▸ Instructions to follow
From the entries below, work out the number of lines that hold the word "Organisation", and give that number alone.

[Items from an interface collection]
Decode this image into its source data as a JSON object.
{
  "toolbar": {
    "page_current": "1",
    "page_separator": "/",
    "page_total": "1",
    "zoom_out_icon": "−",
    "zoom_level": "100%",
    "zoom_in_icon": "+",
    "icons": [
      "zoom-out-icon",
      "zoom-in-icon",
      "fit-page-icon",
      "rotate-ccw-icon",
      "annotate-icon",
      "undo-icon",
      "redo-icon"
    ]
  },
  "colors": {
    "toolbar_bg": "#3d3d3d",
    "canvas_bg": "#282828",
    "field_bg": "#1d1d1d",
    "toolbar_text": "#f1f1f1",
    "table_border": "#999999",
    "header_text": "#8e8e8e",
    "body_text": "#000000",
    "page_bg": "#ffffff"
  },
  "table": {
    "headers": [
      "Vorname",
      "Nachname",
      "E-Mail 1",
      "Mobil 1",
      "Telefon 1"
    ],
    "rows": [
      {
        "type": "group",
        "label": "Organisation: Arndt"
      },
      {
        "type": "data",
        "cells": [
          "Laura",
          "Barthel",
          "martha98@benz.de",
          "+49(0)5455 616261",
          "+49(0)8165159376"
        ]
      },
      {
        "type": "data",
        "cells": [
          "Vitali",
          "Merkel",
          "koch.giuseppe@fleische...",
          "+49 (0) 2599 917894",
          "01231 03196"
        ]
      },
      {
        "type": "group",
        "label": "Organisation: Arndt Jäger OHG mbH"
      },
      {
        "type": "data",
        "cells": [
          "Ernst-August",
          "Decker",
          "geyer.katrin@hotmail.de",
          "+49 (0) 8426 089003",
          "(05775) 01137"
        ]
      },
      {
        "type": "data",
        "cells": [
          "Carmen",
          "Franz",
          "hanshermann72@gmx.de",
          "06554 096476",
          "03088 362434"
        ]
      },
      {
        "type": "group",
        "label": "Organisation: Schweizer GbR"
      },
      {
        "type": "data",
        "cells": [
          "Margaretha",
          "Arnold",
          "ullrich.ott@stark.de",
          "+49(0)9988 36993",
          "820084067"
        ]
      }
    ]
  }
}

▸ Solved exercise
3